(Stored dataset items)
※

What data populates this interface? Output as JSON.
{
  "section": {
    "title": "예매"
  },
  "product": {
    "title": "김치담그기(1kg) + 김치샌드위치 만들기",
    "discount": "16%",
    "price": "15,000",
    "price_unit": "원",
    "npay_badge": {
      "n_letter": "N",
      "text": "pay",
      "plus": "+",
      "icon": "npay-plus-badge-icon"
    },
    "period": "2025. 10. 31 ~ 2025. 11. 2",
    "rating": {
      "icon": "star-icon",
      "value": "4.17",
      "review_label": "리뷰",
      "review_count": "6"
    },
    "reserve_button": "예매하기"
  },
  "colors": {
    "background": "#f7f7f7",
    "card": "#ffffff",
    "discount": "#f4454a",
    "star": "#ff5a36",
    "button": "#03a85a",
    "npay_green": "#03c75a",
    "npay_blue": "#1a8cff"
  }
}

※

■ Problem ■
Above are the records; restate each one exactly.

■ Output ■
What data populates this interface? Output as JSON.
{
  "section": {
    "title": "예매"
  },
  "product": {
    "title": "김치담그기(1kg) + 김치샌드위치 만들기",
    "discount": "16%",
    "price": "15,000",
    "price_unit": "원",
    "npay_badge": {
      "n_letter": "N",
      "text": "pay",
      "plus": "+",
      "icon": "npay-plus-badge-icon"
    },
    "period": "2025. 10. 31 ~ 2025. 11. 2",
    "rating": {
      "icon": "star-icon",
      "value": "4.17",
      "review_label": "리뷰",
      "review_count": "6"
    },
    "reserve_button": "예매하기"
  },
  "colors": {
    "background": "#f7f7f7",
    "card": "#ffffff",
    "discount": "#f4454a",
    "star": "#ff5a36",
    "button": "#03a85a",
    "npay_green": "#03c75a",
    "npay_blue": "#1a8cff"
  }
}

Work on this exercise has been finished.